Success-factors in transition to university mathematics
Journal article, 2017
This study examines different factors' relative importance for students' performance in the transition to university mathematics. Students' characteristics (motivation, actions and beliefs) were measured when entering the university and at the end of the first year. Principal component analysis revealed four important constructs: Self-efficacy, Motivation type, Study habits and Views of mathematics. Subsequently, orthogonal partial least squares (OPLS) analysis was used for measuring the constructs' ability to predict students' university mathematics grades. No individual constructs measured at the time of entrance predicted more than 5% of the variation. On the other hand, jointly they predicted 14%, which is almost in pair with upper secondary grades predicting 17%. Constructs measured at the end of the first year were stronger predictors, jointly predicting 37% of the variation in university grades, with Self-efficacy (21%) and Motivation (12%) being the two strongest individual predictors. In general, Study habits were not important for predicting university achievement. However, for students with low upper secondary grades, the textbook and interaction with peers, rather than internet-based resources, contributed positively to achievement.

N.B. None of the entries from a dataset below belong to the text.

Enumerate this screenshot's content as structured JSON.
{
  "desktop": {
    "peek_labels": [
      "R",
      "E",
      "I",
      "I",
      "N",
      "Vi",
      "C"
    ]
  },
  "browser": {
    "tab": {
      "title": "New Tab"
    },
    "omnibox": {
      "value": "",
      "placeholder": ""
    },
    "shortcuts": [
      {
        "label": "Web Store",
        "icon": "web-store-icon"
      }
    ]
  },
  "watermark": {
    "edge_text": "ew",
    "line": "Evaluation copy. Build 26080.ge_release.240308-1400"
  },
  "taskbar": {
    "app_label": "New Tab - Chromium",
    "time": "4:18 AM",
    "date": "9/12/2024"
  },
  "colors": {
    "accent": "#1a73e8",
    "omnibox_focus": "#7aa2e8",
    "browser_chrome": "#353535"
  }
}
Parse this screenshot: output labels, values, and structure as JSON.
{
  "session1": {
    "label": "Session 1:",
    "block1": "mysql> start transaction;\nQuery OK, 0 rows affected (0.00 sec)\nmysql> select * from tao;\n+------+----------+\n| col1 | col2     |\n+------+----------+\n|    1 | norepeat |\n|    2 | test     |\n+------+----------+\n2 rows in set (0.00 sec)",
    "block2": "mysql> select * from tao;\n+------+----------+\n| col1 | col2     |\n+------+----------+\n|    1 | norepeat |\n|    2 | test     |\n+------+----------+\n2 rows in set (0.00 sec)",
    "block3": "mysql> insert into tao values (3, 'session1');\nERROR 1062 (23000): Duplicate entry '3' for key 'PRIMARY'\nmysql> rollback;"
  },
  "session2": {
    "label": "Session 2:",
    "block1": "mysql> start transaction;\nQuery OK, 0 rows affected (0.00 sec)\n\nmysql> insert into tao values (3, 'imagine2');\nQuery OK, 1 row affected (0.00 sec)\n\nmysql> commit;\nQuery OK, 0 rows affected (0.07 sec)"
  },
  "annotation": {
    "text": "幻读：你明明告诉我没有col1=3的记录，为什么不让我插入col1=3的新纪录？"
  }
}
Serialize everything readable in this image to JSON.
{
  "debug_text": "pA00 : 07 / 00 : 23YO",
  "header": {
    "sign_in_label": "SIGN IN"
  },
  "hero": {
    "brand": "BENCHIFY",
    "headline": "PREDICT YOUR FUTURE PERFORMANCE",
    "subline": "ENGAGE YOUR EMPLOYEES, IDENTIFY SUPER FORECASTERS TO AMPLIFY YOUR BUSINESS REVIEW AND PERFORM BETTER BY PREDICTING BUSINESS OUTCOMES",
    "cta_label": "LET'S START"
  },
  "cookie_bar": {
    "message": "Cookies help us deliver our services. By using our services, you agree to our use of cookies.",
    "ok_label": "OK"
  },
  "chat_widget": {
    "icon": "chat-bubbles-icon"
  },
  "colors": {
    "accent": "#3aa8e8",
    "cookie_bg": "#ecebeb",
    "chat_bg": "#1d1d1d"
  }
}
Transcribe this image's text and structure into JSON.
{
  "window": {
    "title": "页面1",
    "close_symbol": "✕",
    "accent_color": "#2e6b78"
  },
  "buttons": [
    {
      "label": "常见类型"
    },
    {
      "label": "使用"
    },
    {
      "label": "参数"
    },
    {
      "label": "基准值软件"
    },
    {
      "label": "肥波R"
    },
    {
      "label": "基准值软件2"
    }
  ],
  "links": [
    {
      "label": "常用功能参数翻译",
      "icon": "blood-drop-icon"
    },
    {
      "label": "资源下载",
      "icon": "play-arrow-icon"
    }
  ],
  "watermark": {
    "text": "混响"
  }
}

The association between Views of mathematics and performance was weak for all groups and non-existing for students with low grades. © 2017 Informa UK Limited, trading as Taylor & Francis Group.
views of mathematics